DESCRIPTION OF THE TASK: Find the lines of the data below that include "July". Report their number only.

*** DATA FOR THE TASK ***

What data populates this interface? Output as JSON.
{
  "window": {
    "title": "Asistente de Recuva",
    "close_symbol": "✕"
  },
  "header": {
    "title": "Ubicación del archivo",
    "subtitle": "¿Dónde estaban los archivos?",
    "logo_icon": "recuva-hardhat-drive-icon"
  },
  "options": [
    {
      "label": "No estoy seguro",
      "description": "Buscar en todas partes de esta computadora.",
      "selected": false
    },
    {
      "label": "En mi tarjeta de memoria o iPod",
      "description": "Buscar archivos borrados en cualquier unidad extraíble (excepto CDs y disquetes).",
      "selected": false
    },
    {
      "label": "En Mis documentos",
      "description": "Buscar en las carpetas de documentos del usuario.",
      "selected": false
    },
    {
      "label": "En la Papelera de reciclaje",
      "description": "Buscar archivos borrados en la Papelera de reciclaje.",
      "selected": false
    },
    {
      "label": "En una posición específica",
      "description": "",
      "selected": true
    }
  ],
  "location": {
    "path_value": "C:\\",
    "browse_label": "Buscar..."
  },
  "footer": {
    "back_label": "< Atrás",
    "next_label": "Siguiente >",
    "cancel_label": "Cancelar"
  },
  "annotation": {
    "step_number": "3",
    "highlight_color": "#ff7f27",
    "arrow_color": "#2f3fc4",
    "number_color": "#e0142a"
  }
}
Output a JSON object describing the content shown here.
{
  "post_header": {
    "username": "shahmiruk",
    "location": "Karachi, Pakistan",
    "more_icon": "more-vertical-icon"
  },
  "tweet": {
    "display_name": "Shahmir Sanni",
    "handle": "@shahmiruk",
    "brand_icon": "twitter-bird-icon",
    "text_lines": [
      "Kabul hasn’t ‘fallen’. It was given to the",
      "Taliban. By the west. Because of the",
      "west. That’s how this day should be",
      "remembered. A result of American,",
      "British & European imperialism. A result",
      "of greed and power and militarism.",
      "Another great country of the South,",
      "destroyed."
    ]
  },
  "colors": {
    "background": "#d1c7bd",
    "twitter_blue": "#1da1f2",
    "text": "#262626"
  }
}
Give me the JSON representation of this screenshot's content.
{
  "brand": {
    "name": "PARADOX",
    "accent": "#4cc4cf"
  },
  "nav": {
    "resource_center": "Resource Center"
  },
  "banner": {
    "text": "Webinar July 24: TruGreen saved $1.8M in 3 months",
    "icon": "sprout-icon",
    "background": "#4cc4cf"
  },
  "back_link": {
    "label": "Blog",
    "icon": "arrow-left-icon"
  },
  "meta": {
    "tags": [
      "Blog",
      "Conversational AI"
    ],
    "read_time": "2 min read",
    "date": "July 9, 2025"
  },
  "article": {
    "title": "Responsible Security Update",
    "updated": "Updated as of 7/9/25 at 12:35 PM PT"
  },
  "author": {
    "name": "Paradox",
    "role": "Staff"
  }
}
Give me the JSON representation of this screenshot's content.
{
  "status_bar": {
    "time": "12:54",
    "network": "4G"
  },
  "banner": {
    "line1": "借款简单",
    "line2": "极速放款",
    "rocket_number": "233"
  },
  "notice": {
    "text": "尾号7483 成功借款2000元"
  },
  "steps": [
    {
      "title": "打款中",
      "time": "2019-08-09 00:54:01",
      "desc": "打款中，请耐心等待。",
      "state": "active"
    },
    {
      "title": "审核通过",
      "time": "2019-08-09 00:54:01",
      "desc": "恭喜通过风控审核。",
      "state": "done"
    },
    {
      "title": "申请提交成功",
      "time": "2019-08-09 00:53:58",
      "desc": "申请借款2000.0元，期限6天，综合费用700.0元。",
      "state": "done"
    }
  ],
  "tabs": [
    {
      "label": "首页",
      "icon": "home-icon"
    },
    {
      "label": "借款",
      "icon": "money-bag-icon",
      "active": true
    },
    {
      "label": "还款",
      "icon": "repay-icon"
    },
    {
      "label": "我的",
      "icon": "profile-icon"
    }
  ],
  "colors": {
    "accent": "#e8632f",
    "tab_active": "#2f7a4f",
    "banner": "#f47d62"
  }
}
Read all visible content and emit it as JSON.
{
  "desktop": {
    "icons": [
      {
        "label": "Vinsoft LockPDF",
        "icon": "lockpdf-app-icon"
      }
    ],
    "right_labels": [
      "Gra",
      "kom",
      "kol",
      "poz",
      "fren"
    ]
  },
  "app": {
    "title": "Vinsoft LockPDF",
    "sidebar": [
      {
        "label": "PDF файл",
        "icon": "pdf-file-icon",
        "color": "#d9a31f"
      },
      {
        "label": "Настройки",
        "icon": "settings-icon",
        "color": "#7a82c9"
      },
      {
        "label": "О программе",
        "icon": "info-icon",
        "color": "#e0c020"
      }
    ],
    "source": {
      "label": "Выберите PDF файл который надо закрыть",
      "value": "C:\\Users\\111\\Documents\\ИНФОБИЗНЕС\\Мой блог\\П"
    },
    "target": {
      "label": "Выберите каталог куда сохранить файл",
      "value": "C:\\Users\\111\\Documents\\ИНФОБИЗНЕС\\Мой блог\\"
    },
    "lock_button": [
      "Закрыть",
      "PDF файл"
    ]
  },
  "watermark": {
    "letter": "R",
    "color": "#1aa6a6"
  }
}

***

TASK RESULT: 2